* Assignment *
Only lines containing the word "中国时间" belong in the answer; copy each one from the records.

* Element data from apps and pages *
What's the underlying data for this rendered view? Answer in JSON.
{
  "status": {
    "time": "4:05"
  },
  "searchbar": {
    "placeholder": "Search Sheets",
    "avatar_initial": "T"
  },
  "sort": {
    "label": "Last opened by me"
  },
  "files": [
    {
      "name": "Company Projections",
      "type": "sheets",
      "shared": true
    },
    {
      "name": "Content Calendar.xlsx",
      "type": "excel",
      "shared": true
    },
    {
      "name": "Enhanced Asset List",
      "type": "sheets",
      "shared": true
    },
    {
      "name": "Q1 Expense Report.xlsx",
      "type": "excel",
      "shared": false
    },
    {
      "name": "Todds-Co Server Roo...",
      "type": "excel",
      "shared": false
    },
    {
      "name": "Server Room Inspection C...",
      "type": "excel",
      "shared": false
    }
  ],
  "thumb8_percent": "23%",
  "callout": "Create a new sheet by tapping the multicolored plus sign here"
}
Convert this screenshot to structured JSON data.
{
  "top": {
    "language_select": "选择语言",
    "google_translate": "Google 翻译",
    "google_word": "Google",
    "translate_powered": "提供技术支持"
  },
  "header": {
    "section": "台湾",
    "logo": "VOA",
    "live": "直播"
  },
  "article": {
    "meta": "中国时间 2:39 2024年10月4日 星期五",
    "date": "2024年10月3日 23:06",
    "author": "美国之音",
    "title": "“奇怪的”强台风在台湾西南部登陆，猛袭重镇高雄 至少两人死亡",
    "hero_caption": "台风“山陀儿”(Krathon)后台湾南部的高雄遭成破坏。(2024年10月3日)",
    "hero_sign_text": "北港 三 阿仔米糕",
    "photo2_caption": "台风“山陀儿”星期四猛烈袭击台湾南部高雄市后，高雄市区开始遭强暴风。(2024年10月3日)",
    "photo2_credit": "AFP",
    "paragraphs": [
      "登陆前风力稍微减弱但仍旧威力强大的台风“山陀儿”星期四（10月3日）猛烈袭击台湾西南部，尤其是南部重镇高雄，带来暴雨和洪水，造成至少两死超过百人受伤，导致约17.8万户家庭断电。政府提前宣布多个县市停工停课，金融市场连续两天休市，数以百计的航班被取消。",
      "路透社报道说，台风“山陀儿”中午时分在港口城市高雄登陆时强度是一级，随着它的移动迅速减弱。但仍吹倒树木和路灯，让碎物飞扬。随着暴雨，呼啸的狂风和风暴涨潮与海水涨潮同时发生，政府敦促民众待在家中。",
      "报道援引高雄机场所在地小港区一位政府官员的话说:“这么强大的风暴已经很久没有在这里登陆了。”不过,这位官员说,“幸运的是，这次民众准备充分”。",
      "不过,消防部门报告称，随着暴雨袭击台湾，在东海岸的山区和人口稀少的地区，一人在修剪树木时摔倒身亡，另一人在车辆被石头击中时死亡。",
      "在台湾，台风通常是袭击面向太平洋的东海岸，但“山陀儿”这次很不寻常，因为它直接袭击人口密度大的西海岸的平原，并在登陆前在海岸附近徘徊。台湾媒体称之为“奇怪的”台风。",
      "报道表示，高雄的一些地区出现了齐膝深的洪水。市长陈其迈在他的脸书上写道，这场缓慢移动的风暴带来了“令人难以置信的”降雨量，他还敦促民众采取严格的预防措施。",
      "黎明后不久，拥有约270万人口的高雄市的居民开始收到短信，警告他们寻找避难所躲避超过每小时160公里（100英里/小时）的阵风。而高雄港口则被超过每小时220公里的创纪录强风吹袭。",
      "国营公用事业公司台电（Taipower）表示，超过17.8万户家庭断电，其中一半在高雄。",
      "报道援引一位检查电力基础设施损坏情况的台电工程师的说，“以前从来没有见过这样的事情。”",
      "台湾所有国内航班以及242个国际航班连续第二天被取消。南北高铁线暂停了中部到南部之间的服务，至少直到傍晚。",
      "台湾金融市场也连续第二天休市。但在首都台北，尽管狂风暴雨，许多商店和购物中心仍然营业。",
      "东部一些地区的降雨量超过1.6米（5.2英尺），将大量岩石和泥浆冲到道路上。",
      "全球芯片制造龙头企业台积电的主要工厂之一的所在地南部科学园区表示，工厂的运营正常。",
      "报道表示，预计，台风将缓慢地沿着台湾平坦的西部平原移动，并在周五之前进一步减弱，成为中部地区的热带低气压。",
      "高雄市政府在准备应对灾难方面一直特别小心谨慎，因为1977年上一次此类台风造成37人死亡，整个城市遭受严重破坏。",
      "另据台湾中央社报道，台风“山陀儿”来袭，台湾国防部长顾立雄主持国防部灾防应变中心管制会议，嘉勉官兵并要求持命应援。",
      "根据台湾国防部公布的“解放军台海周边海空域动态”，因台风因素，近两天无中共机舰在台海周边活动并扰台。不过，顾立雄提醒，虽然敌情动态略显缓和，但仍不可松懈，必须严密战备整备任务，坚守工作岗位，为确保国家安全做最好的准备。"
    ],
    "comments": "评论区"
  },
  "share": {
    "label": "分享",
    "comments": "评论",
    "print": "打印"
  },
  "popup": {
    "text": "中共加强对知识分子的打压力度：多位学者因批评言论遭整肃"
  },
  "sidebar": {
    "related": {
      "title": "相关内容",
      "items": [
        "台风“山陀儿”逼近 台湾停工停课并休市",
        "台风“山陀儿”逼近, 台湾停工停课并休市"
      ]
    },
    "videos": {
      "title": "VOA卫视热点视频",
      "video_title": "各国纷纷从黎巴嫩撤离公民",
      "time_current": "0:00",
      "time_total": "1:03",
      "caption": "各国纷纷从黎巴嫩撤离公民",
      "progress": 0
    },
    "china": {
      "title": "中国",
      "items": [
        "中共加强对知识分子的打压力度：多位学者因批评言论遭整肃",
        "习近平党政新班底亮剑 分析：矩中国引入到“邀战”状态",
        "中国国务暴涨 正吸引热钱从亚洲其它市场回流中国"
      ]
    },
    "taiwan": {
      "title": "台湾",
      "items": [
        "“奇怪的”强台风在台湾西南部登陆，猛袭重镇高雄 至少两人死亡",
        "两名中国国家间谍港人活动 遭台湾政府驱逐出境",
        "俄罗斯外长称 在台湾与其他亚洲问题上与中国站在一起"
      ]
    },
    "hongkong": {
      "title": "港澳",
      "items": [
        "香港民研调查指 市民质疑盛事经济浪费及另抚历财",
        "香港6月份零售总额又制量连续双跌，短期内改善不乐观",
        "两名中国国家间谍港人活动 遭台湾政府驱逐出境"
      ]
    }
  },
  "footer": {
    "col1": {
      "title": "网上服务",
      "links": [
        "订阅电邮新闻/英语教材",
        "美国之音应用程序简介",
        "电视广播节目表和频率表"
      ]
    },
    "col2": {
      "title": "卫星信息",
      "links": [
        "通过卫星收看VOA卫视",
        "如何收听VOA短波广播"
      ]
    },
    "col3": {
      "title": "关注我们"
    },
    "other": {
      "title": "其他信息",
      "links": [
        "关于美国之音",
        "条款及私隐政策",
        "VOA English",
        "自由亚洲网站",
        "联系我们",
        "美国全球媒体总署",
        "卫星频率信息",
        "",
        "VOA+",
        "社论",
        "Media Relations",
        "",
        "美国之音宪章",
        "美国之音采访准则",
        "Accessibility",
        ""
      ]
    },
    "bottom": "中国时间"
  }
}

* Written response *
    "meta": "中国时间 2:39 2024年10月4日 星期五",
    "bottom": "中国时间"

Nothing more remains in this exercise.